Three treatments should be adequate to assess whether a patient will respond to acupuncture. If there has been no response to treatment after the first three sessions then it is doubtful whether any response will occur. This should be taken as a general guideline and not as an unbreakable rule as sometimes the symptoms of a particular condition may be very fluctuate, and it may be difficult to obtain a clear assessment of the results of treatment. Occasionally the patient may not find it easy to remember exactly what the condition was like three weeks before and this too can create difficulties, so it is wise to keep a diary and assess day by day the changes that are arising in the problem being treated. This will allow the patient and the acupuncturist to develop a clear idea of the response to treatment, and to assess whether the treatment is worthwhile.
Most acupuncturists continue to treat a patient until there is no further improvement in their condition. The response, as shown by the graph, tends to 'level off' towards the end of treatment (usually after five or six treatments) and this 'leveling off' signifies that further treatment will probably not give further benefit. Acupuncturists in the West tend to treat people on a weekly basis; in China treatment is given daily, but this seems to be more from habit rather than for any good medical reason. Weekly treatments allow both patient and acupuncturist to gain a clear assessment of the progress and response to treatment.

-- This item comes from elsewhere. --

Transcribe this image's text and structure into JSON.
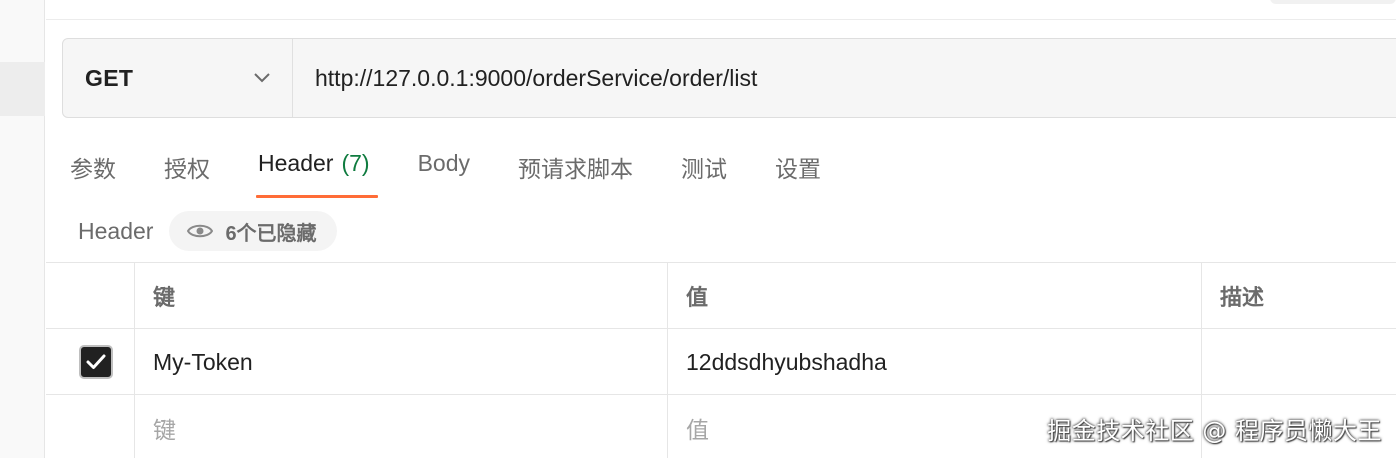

Sometimes a patient may experience a temporary worsening of symptoms due to acupuncture; this is a response to treatment and is a good sign. Such 'reactions' to treatment only last for a short time, perhaps a day or two, and are usually followed by improvement. A 'reaction usually means that the acupuncture needles have been overstimulated as some patients are very sensitive to acupuncture and may respond to normal stimulation by overreacting. If a 'reaction' occurs, the patient should be stimulated less at the next treatment session, this means giving a shorter and less aggressive treatment. Sometimes the improvement may be very delayed and the condition may not improve until the treatment has ceased. Occasionally patients who have been abandoned, with no improvement after three weeks, will suddenly find improvement some weeks after the acupuncture has ceased.
Although I have outlined general guidelines about the response to treatment it is important to take each problem as it arises. The general rules are not always obeyed, and if they are followed too dogmatically then the versatility of acupuncture may be lost.
Cure or Symptom Relief?
Acupuncture can be a cure, or it can act as a palliative treatment; this depends on the condition that is being treated. If a chronically painful arthritic knee is treated with acupuncture then, on average, the improvement will last about six months and the knee will then require re-treatment. Some acupuncturists treat their patients every three months or so to avoid any deterioration in their condition. The traditional Chinese approach is to attempt to maintain the patient in a state of health and a regular three-monthly treatment pattern is therefore justified; however, many acupuncturists just treat patients when the symptoms recur. If the condition is self-limiting, such as the pain from an attack of shingles, then no further treatment is required after the pain is relieved.